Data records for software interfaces
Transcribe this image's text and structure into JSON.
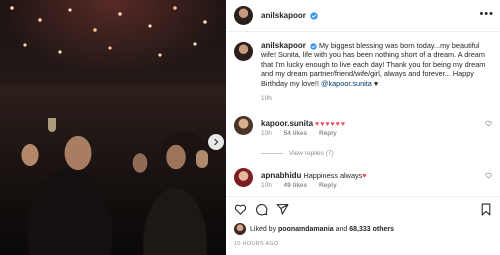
{
  "post": {
    "author": "anilskapoor",
    "verified": true
  },
  "caption": {
    "author": "anilskapoor",
    "text": "My biggest blessing was born today...my beautiful wife! Sunita, life with you has been nothing short of a dream. A dream that I'm lucky enough to live each day! Thank you for being my dream and my dream partner/friend/wife/girl, always and forever... Happy Birthday my love!! ",
    "mention": "@kapoor.sunita",
    "trailing": " ♥",
    "time": "10h"
  },
  "comments": [
    {
      "author": "kapoor.sunita",
      "text": "♥♥♥♥♥♥",
      "time": "10h",
      "likes": "54 likes",
      "reply": "Reply"
    },
    {
      "author": "apnabhidu",
      "text": "Happiness always",
      "time": "10h",
      "likes": "49 likes",
      "reply": "Reply"
    }
  ],
  "view_replies": "View replies (7)",
  "liked_by": {
    "prefix": "Liked by ",
    "user": "poonamdamania",
    "middle": " and ",
    "count": "68,333 others"
  },
  "posted_time": "10 HOURS AGO",
  "colors": {
    "verified": "#3897f0",
    "heart": "#ed4956",
    "mention": "#00376b"
  },
  "icons": [
    "heart-icon",
    "comment-icon",
    "share-icon",
    "bookmark-icon",
    "more-icon",
    "chevron-right-icon"
  ]
}
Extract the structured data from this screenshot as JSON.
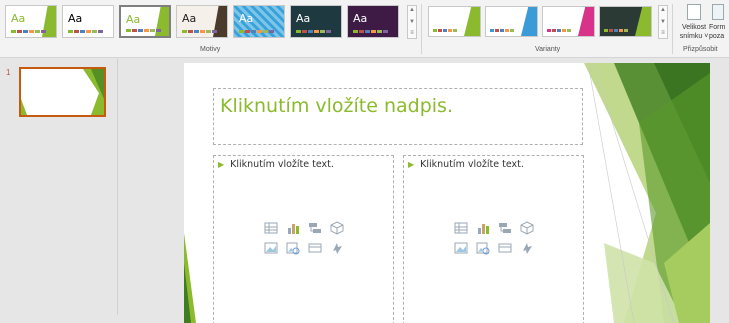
{
  "ribbon": {
    "themes_group_label": "Motivy",
    "variants_group_label": "Varianty",
    "customize_group_label": "Přizpůsobit",
    "themes": [
      {
        "name": "theme-facet",
        "aa": "Aa",
        "bg": "#ffffff",
        "accent": "#8cba2e",
        "aa_color": "#8cba2e",
        "selected": false
      },
      {
        "name": "theme-office",
        "aa": "Aa",
        "bg": "#ffffff",
        "accent": "#ffffff",
        "aa_color": "#000000",
        "selected": false
      },
      {
        "name": "theme-facet-green",
        "aa": "Aa",
        "bg": "#ffffff",
        "accent": "#8cba2e",
        "aa_color": "#8cba2e",
        "selected": true
      },
      {
        "name": "theme-brown",
        "aa": "Aa",
        "bg": "#f5f0ea",
        "accent": "#4a3b2c",
        "aa_color": "#222222",
        "selected": false
      },
      {
        "name": "theme-pattern",
        "aa": "Aa",
        "bg": "#3aa0d8",
        "accent": "#3aa0d8",
        "aa_color": "#ffffff",
        "selected": false
      },
      {
        "name": "theme-dark-teal",
        "aa": "Aa",
        "bg": "#1e3a40",
        "accent": "#1e3a40",
        "aa_color": "#ffffff",
        "selected": false
      },
      {
        "name": "theme-purple",
        "aa": "Aa",
        "bg": "#3d1b45",
        "accent": "#3d1b45",
        "aa_color": "#ffffff",
        "selected": false
      }
    ],
    "variants": [
      {
        "name": "variant-green",
        "bg": "#ffffff",
        "accent": "#8cba2e"
      },
      {
        "name": "variant-blue",
        "bg": "#ffffff",
        "accent": "#3a9bd8"
      },
      {
        "name": "variant-pink",
        "bg": "#ffffff",
        "accent": "#d9328a"
      },
      {
        "name": "variant-dark",
        "bg": "#2c3a36",
        "accent": "#8cba2e"
      }
    ],
    "slide_size_label_1": "Velikost",
    "slide_size_label_2": "snímku ˅",
    "format_bg_label_1": "Form",
    "format_bg_label_2": "poza"
  },
  "thumbnails": {
    "slide_number": "1"
  },
  "slide": {
    "title_placeholder": "Kliknutím vložíte nadpis.",
    "left_content_placeholder": "Kliknutím vložíte text.",
    "right_content_placeholder": "Kliknutím vložíte text.",
    "content_icons": [
      "table-icon",
      "chart-icon",
      "smartart-icon",
      "3d-model-icon",
      "picture-icon",
      "online-picture-icon",
      "video-icon",
      "icons-icon"
    ]
  },
  "colors": {
    "accent_green": "#8cba2e",
    "dark_green": "#3f7d20",
    "slide_thumb_border": "#c55a11"
  }
}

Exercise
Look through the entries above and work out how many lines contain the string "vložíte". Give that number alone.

Task result
3